— Prompt —
Return the lines below that contain "favorites".

(Recorded information)

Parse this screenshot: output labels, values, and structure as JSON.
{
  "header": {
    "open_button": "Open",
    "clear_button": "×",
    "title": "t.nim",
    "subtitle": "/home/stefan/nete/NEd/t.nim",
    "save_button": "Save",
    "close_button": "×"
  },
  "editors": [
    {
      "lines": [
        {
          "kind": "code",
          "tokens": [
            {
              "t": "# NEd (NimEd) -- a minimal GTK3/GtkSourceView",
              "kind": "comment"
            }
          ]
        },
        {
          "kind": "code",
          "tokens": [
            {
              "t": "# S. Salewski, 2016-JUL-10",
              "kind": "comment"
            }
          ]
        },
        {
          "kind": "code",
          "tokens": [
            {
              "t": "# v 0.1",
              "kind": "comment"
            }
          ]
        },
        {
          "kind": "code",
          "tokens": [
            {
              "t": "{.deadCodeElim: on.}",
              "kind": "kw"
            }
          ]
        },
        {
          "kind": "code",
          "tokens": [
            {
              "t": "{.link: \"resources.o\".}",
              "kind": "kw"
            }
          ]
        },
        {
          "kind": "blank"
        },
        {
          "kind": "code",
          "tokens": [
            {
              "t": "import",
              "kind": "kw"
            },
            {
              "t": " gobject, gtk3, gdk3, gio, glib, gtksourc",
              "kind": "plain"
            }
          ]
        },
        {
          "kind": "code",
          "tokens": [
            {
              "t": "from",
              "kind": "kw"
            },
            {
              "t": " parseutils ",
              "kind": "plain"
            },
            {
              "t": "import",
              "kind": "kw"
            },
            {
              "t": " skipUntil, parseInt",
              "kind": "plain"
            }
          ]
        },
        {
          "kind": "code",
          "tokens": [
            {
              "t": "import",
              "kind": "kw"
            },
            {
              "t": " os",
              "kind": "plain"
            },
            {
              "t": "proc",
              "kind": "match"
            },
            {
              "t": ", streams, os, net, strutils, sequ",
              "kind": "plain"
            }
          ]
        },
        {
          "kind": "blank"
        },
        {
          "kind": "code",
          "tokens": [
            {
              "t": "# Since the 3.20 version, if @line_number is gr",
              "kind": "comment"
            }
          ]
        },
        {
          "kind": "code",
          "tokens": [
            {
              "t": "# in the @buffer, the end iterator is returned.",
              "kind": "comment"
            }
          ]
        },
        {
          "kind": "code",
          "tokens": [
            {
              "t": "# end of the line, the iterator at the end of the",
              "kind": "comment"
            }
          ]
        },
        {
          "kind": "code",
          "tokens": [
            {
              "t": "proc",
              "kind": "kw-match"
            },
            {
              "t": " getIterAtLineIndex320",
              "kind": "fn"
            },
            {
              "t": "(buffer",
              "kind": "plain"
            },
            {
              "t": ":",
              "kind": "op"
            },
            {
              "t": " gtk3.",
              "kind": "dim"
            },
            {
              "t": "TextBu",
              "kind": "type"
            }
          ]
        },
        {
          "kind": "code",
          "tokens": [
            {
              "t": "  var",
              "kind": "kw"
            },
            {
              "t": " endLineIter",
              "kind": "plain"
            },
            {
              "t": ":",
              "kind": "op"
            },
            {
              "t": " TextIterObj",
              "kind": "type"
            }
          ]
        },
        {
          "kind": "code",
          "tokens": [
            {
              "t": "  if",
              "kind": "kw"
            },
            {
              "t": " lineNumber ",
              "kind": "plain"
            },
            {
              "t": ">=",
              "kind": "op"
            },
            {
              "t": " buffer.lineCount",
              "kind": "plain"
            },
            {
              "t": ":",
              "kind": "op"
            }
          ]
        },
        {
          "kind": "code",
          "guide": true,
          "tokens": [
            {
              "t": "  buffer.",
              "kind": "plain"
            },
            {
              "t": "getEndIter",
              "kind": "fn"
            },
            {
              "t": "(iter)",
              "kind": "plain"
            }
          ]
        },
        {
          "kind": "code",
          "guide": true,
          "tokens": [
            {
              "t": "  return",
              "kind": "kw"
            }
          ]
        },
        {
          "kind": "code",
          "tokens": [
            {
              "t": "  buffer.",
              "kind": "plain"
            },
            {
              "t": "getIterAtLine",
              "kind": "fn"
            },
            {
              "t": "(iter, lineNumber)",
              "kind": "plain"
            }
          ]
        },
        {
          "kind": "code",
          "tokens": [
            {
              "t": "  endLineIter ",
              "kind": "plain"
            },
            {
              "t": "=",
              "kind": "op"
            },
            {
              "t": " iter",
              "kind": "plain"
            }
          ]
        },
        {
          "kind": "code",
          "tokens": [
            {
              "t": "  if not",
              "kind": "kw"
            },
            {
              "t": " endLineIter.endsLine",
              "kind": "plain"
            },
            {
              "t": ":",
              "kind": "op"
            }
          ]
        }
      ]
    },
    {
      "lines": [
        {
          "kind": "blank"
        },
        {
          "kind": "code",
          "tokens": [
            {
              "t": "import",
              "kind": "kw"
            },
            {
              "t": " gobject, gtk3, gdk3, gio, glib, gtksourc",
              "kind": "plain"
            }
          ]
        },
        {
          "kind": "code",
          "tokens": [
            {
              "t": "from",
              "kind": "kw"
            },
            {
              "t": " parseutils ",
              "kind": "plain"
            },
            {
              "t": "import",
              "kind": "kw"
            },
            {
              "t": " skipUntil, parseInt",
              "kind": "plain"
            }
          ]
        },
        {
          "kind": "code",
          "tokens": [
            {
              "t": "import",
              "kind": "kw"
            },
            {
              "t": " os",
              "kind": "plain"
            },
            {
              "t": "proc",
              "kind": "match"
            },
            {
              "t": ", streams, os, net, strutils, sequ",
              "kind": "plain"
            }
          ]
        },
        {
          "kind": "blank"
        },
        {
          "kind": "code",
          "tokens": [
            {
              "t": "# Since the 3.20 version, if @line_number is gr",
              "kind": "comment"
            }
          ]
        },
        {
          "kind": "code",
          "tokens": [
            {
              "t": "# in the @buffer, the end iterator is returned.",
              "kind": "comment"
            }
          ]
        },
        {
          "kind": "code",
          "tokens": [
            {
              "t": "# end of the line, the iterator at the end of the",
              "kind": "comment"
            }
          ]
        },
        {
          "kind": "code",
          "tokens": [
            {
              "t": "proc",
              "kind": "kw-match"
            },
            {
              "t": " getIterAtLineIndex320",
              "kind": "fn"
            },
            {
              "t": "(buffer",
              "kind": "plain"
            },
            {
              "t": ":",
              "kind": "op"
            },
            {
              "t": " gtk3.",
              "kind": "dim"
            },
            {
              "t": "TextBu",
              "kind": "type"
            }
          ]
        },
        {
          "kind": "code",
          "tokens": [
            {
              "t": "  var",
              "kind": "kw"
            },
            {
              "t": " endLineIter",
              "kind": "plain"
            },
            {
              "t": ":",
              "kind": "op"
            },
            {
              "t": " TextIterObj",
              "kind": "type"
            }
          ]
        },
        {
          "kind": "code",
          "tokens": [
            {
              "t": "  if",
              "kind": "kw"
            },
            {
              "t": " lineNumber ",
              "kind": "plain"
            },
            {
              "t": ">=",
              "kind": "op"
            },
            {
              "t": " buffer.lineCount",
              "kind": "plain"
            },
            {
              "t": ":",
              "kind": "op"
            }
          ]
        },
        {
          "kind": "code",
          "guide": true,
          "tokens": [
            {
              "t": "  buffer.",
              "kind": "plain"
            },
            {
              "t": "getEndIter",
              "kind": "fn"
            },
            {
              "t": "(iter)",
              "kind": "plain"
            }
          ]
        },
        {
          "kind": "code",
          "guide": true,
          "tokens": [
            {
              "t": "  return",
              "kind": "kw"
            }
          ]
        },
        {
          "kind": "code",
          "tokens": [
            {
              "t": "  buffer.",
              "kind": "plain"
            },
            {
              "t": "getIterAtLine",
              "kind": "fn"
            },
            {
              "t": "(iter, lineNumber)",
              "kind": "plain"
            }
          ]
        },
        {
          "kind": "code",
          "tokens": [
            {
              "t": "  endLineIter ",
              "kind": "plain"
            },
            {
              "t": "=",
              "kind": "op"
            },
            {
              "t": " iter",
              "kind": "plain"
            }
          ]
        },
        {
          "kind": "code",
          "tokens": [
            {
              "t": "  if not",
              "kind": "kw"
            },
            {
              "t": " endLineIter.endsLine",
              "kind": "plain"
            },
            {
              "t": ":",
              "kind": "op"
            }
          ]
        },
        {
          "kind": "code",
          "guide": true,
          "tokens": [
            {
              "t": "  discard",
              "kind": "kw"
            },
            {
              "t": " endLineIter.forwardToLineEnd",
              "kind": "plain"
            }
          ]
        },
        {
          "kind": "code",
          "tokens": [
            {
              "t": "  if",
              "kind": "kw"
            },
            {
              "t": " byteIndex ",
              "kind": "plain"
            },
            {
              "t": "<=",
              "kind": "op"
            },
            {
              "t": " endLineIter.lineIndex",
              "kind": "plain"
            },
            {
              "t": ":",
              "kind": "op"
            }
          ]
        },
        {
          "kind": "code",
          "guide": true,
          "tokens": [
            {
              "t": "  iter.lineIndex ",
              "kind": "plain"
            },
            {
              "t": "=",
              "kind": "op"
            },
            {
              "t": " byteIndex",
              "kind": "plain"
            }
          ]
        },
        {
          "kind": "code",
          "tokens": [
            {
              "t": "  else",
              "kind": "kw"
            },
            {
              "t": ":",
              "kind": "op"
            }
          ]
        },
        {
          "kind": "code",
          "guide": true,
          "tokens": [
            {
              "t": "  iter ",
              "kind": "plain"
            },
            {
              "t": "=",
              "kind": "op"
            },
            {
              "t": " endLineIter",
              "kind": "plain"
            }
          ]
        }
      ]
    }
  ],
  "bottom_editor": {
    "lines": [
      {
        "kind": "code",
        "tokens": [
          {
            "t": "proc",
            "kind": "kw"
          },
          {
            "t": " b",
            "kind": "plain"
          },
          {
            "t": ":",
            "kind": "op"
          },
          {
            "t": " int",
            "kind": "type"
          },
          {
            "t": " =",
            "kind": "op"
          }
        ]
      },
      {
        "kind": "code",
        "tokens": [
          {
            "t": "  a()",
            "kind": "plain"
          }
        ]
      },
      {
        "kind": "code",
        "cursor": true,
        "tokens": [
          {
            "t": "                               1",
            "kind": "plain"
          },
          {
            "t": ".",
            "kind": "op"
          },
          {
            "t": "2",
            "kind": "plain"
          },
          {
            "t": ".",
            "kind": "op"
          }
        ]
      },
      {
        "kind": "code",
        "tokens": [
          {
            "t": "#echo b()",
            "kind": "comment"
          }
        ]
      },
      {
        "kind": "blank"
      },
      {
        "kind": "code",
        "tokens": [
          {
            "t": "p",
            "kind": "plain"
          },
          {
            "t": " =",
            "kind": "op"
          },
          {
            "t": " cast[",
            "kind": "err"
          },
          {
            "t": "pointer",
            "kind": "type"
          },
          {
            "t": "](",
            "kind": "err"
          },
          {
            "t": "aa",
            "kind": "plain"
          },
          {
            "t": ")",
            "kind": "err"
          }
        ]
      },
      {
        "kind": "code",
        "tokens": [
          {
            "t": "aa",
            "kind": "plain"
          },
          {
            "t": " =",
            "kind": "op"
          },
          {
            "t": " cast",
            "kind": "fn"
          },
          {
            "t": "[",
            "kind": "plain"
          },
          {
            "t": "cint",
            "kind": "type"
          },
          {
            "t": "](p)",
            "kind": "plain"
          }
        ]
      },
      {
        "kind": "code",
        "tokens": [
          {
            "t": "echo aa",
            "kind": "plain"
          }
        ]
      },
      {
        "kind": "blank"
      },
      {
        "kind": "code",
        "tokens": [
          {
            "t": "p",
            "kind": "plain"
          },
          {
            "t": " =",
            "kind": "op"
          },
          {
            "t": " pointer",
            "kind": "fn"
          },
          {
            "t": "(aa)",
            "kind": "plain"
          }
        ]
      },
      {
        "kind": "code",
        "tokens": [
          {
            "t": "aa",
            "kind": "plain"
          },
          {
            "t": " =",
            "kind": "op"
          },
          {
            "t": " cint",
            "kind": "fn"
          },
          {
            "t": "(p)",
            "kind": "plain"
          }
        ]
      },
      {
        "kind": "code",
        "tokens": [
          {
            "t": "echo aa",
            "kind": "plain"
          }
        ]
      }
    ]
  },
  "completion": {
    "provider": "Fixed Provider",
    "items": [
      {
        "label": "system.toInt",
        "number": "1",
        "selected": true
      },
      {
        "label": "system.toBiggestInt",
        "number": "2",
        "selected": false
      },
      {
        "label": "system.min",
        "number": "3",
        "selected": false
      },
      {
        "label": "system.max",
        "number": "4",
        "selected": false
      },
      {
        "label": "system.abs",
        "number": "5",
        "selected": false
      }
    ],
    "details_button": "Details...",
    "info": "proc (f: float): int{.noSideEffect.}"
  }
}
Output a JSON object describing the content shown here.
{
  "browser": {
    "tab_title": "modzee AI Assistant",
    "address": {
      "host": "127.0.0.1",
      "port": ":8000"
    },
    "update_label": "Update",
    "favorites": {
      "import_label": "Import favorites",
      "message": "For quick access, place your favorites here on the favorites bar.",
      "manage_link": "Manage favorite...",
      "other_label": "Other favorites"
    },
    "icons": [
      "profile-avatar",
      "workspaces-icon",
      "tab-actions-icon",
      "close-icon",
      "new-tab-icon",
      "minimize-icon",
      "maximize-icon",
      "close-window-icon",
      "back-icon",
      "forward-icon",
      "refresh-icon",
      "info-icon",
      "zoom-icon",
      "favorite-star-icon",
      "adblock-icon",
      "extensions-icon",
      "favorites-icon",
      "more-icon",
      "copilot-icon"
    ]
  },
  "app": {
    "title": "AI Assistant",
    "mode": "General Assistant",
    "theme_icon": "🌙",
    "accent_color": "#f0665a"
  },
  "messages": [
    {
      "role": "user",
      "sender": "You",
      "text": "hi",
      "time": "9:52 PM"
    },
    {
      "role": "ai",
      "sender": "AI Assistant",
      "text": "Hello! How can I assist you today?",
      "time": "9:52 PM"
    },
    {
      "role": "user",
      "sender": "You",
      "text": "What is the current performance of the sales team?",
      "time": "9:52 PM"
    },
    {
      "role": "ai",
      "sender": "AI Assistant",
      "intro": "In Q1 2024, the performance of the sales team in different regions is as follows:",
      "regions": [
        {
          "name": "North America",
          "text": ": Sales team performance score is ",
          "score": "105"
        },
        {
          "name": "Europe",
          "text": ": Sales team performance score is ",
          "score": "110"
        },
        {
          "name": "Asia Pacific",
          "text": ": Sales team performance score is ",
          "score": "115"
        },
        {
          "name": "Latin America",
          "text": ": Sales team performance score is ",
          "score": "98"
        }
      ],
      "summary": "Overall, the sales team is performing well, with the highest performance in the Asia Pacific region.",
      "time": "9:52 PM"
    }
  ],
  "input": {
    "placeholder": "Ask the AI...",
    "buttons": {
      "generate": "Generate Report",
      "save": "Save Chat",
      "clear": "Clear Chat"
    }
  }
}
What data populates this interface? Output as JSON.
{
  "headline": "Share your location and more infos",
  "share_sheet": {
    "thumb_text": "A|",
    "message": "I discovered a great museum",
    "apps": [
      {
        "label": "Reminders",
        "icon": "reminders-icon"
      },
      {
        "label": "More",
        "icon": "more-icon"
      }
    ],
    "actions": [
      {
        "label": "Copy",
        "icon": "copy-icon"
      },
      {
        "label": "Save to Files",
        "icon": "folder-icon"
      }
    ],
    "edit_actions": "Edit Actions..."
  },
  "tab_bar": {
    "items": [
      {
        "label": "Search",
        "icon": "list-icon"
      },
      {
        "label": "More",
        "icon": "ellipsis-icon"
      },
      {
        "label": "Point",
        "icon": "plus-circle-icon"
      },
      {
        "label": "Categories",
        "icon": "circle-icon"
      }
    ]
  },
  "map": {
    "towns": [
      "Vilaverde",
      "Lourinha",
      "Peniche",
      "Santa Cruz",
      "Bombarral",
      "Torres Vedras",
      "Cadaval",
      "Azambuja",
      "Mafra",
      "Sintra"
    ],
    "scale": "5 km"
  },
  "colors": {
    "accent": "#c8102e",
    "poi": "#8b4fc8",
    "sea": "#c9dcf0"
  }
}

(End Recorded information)

— Final answer —
    "favorites": {
      "import_label": "Import favorites",
      "message": "For quick access, place your favorites here on the favorites bar.",
      "other_label": "Other favorites"
      "favorites-icon",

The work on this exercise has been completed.